You, Too, Would Do This to Save the Life of Your Child
Three years ago, on the 50th anniversary of the march from Selma to Montgomery for voting rights, I sat in an Alabama church pew with then-Sen. Jeff Sessions. He wore the flushed, impatient face of someone who had to be there.
Sessions sat on the other side of my husband, his colleague Sherrod Brown, in Brown Chapel AME Church, which was the starting point for the marches. We were part of a congressional sojourn led by civil rights hero Rep. John Lewis.
Hawaii’s Sen. Mazie Hirono had given leis to all of her colleagues in attendance. As the members of the Tabernacle of Praise Church choir belted out their joy, I took a picture of my happy husband. Only later did I notice that Sessions’ cheeks matched the fuchsia of the flowers around his neck.
I sat in that pew, in a service celebrating the fight for voting rights, and thought about how Coretta Scott King, the widow of Martin Luther King Jr., felt about Sessions. I knew only that she had written a letter to the Senate Judiciary Committee in 1986 that was widely credited with helping to block his nomination as a federal court judge.
Strom Thurmond, the chairman of that committee, never entered it into the Congressional Record. We were able to read her letter for the first time last year, after The Washington Post published it. Allowing Sessions, with his history of “reprehensive conduct,” to join the bench, she insisted, would “irreparably damage the work of” her husband.

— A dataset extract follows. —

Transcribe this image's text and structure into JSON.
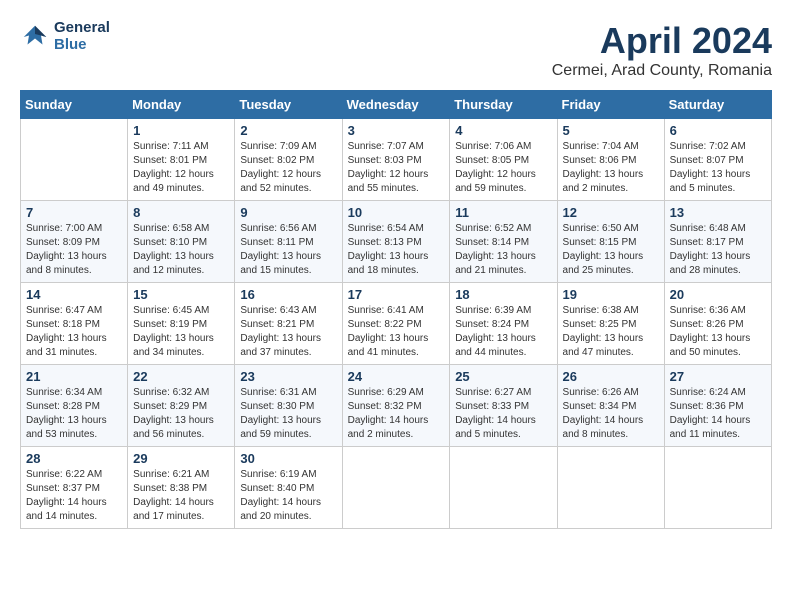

“Sessions has used the awesome powers of his office in a shabby attempt to intimidate and frighten elderly black voters,” she wrote.

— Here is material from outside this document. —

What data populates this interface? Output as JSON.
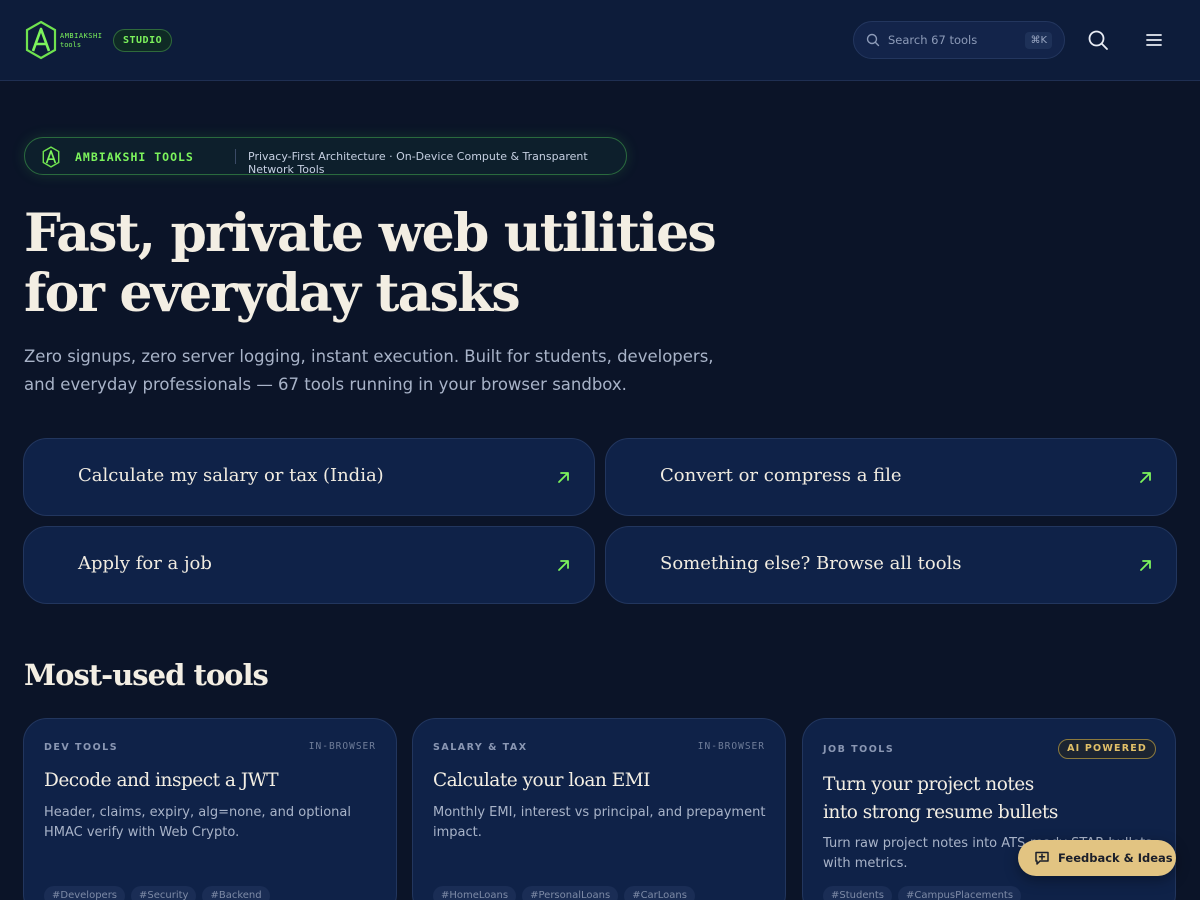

Helps to explain that blush.
Three decades later, Donald Trump nominated Sessions as U.S. attorney general, and the Republican Senate majority ushered him in.
Sessions has wasted no time in proving he is indeed the racist Coretta Scott King once warned us about. Now he’s using his federal power to target children of color.
In two speeches this week, Sessions bellowed his latest version of “zero tolerance” for undocumented immigrants. The self-avowed Christian calls them “illegals,” and we know why. If you can pretend they’re not human, you don’t have to think about what your God knows you’re doing to them.
“If you are smuggling a child, then we will prosecute you, and that child will be separated from you as required by law,” Sessions said. “If you don’t like that, then don’t smuggle children over our border.”
He’s just confirming what we already knew. The New York Times’ Caitlin Dickerson reported last month that “more than 700 children have been taken from adults claiming to be their parents since October, including more than 100 children under the age of 4.”
Say that out loud: more than 100 children under the age of 4. Think of them as your own, if that’s the only way you can imagine the anguish of those innocent babies. This trauma will affect them for the rest of their lives.
Sessions likes to cast himself as a defender of the unborn. Like too many so-called pro-lifers, his concern for children ends with his desire to control a woman’s womb. Boy, do I know that type. In recent weeks, hundreds of preprinted “pro-life” postcards have flooded our home mailbox. Occasionally, they include scrawled postscripts, such as this anonymous warning: “God! is watching You — You will Be JUDGED one Day?”
Not one of these notes has mentioned those hundreds of children who’ve been separated from their parents. If you cherish children, how can you remain silent in the face of this assault on their lives? If you’re a person of faith, do you think God’s not watching?
Connie Schultz is a Pulitzer Prize-winning columnist and professional in residence at Kent State University’s school of journalism. She is the author of two books, including “…and His Lovely Wife,” which chronicled the successful race of her husband, Sherrod Brown,
for the U.S. Senate.